And then, the unthinkable happened. Winning over favourites such as Three Billboards Outside Ebbing, Missouri and Call Me By Your Name, The Shape of Water took home the Academy Award for Best Picture. Finally, the Academy said to the sci-fi genre, we recognize your contributions to cinema.
In his Best Picture acceptance speech — which he made as producer of the movie, instead of as its writer and director — del Toro was briefer and punchier. He spoke about growing up in Mexico watching foreign films, and about adding his own legacy to the legacy of the filmmakers he was inspired by. He also suggested The Shape of Water could be seen as an example to other filmmakers, proving that genre fantasy can be used to address real-world issues and controversies. “This is a door,” he ended with. “Kick it open and come in.”

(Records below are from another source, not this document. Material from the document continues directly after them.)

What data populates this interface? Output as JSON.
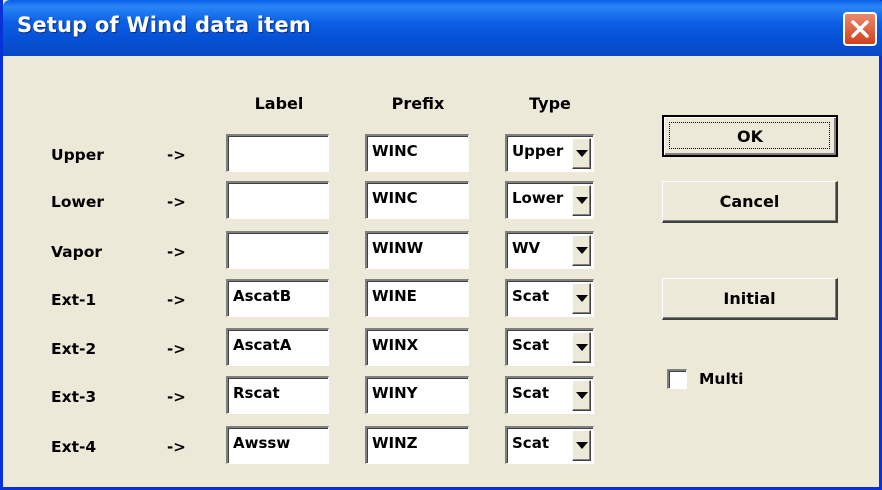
{
  "window": {
    "title": "Setup of Wind data item"
  },
  "headers": {
    "label": "Label",
    "prefix": "Prefix",
    "type": "Type"
  },
  "arrow": "->",
  "rows": [
    {
      "name": "Upper",
      "label": "",
      "prefix": "WINC",
      "type": "Upper"
    },
    {
      "name": "Lower",
      "label": "",
      "prefix": "WINC",
      "type": "Lower"
    },
    {
      "name": "Vapor",
      "label": "",
      "prefix": "WINW",
      "type": "WV"
    },
    {
      "name": "Ext-1",
      "label": "AscatB",
      "prefix": "WINE",
      "type": "Scat"
    },
    {
      "name": "Ext-2",
      "label": "AscatA",
      "prefix": "WINX",
      "type": "Scat"
    },
    {
      "name": "Ext-3",
      "label": "Rscat",
      "prefix": "WINY",
      "type": "Scat"
    },
    {
      "name": "Ext-4",
      "label": "Awssw",
      "prefix": "WINZ",
      "type": "Scat"
    }
  ],
  "buttons": {
    "ok": "OK",
    "cancel": "Cancel",
    "initial": "Initial"
  },
  "multi": {
    "label": "Multi",
    "checked": false
  },
  "icons": {
    "close": "close-icon",
    "dropdown": "chevron-down-icon"
  },
  "colors": {
    "titlebar": "#0a5fe8",
    "dialog_bg": "#ece9d8",
    "close_button": "#d0401c"
  }
}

Finally after films like Made Max: Fury Road and Arrival being snubbed in its major categories it was nominated in, a film like The Shape of Water debuts to say, yes, sci-fi films do indeed have a chance at being presented on the grandest stage in cinema. One that put a spotlight on disabilities and diversity and was not afraid to challenge society’s norms.
Now, obviously in the title I said “small but meaningful.” I titled it this way because there were still plenty of films this year that were overlooked and outright snubbed. War for the Planet of the Apes, Blade Runner 2049 and Wonder Woman in particular were three films that boasted fantastic writing and direction as well as superb performances and stunning visual effects. But the stigma of genre based films struck again and sadly, all films were left out of contention in major categories, save for Blade Runner 2049 which took home two technical awards (one being for an incredibly deserving Roger A. Deakins). However, after the wins of Get Out and The Shape of Water, it seems as though the Academy is making small steps into a new era of movie awards. One that does not only look towards what dramatic outing has people crying in their seats. At a time where the public and critics are a bigger divide than ever, maybe the Academy is looking to recognize films that fans continuously flock to, whether it be to see their favourite superhero or to see some much needed diversity in Hollywood. For years the Academy added buzz to mainly small films. Now, it may be the time where everyone gets a fair chance at the coveted prizes. One can only hope that history does not repeat itself and see the Academy retread similar waters for future shows.